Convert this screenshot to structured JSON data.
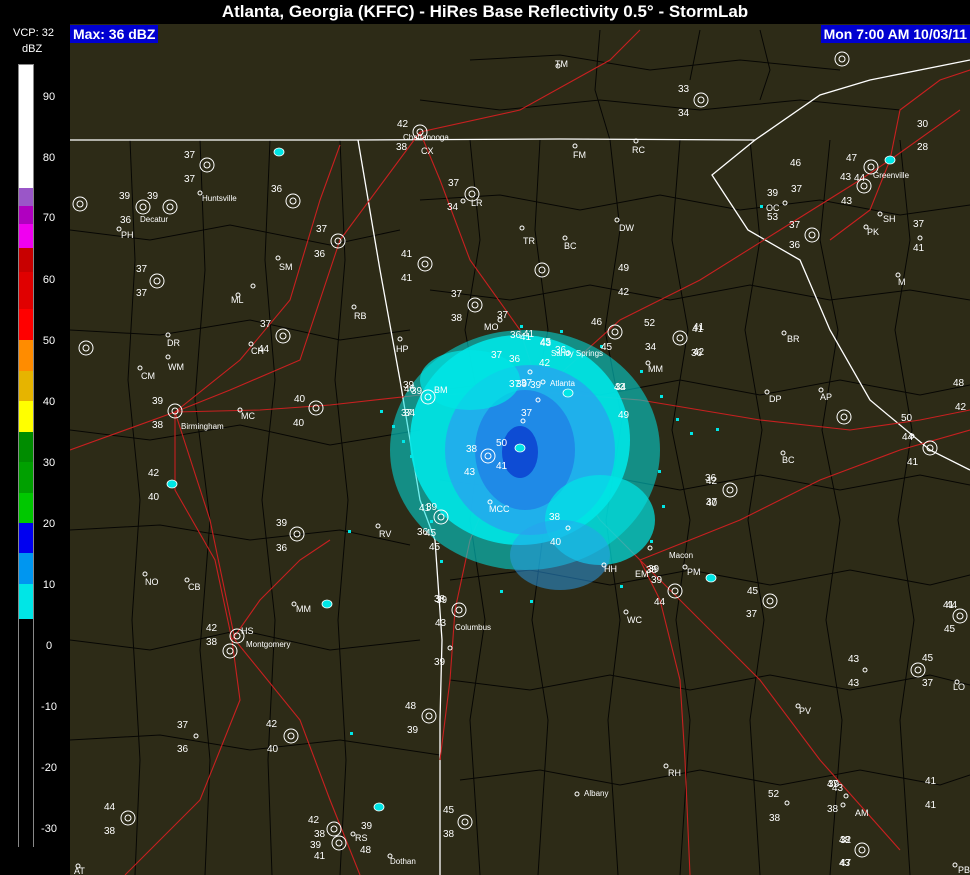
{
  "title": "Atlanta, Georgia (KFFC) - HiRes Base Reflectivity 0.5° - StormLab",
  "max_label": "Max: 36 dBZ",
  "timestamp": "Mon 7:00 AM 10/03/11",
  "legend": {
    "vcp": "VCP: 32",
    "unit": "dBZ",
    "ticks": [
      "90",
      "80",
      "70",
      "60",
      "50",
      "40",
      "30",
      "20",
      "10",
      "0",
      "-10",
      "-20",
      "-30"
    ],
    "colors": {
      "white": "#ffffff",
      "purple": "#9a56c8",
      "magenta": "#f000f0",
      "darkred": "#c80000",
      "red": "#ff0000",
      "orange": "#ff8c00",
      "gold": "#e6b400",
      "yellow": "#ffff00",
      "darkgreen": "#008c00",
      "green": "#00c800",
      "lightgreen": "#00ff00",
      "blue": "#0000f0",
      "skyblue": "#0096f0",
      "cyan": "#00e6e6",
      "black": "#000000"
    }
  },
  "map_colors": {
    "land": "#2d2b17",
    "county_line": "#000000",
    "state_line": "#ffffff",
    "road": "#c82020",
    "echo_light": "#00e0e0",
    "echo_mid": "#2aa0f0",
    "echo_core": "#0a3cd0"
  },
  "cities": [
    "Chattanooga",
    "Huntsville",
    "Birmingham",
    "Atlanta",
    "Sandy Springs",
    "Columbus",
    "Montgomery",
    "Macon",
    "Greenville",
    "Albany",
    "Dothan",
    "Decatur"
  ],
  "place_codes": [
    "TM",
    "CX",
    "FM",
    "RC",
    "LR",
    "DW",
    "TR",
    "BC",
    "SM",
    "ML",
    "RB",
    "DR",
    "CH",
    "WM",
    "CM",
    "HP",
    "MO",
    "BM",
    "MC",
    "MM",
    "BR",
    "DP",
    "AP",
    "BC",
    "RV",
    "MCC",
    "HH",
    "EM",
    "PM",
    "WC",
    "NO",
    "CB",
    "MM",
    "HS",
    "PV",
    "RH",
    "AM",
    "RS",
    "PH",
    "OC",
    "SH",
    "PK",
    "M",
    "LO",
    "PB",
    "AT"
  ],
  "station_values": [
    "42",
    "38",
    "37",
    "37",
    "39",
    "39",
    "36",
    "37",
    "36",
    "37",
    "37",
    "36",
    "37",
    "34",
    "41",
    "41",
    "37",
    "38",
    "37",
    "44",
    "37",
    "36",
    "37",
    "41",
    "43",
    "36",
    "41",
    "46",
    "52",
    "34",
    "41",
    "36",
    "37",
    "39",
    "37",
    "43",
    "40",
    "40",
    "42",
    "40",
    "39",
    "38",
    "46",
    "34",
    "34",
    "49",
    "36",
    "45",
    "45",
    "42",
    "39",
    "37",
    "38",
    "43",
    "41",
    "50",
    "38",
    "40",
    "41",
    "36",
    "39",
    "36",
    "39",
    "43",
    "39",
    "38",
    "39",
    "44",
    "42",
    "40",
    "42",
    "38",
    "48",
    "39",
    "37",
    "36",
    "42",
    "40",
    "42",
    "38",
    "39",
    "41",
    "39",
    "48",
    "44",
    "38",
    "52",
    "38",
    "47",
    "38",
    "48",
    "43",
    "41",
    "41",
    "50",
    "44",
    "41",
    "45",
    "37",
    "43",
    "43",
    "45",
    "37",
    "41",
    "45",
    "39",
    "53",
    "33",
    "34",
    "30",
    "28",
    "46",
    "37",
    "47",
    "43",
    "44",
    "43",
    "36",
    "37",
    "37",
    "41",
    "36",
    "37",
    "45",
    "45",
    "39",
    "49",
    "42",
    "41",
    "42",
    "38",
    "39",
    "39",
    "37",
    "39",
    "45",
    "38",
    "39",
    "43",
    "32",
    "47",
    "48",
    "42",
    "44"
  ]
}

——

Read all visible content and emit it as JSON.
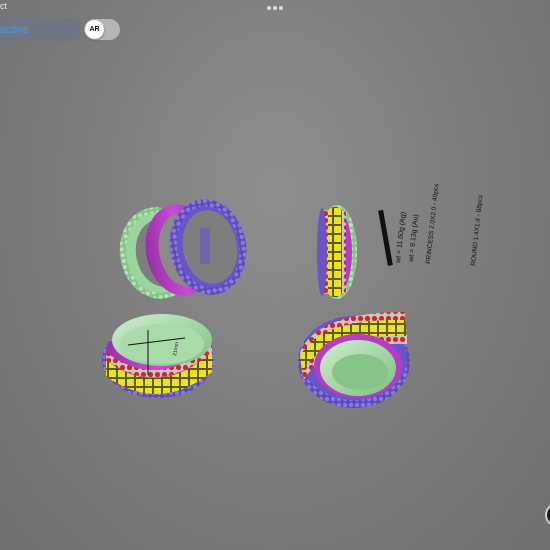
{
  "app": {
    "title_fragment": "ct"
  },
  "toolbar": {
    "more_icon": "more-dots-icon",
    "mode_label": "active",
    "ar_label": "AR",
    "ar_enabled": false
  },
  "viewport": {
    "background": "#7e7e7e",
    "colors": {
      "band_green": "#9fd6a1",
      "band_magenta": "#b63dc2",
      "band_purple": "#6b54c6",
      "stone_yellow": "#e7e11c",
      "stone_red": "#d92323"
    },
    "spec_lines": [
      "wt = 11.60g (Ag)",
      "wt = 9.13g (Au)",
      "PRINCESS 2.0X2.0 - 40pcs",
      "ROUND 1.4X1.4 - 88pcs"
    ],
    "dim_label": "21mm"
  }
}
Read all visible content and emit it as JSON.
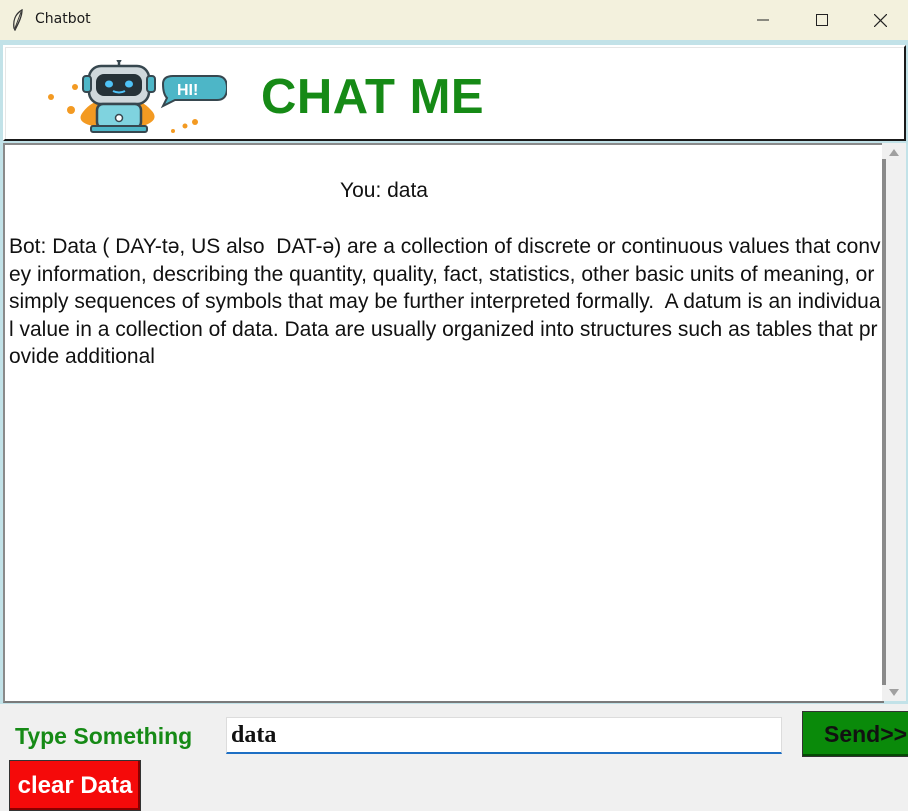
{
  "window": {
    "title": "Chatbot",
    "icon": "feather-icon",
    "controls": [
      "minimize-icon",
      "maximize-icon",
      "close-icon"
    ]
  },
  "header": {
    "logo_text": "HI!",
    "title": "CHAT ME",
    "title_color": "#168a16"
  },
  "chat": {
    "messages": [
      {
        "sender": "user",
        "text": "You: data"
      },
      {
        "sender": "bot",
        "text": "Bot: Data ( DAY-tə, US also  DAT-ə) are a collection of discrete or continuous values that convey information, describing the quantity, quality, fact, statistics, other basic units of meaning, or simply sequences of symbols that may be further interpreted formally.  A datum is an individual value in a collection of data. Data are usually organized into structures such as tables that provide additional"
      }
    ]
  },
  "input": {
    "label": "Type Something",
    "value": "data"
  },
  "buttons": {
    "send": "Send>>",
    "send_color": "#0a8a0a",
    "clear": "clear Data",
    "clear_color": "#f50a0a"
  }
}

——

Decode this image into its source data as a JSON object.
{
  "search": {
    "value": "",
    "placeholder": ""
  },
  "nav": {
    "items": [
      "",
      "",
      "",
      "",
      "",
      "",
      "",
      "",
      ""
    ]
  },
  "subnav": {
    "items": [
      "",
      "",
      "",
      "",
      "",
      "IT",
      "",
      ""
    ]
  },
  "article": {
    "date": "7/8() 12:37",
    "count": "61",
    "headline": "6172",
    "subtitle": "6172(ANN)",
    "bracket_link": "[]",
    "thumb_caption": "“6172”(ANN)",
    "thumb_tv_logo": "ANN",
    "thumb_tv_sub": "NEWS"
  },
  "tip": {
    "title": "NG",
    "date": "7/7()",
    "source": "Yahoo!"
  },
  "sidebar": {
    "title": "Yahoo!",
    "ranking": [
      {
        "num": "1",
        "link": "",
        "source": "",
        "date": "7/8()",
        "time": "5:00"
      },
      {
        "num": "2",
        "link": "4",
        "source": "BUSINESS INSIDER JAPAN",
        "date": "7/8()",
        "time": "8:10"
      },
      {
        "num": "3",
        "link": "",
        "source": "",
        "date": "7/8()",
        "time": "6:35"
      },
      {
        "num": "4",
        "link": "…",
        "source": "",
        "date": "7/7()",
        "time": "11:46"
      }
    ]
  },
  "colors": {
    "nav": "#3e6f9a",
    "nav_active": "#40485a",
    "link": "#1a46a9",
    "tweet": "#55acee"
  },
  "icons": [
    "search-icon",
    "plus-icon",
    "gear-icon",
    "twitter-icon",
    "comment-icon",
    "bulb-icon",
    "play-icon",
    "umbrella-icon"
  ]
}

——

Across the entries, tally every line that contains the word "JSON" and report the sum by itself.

4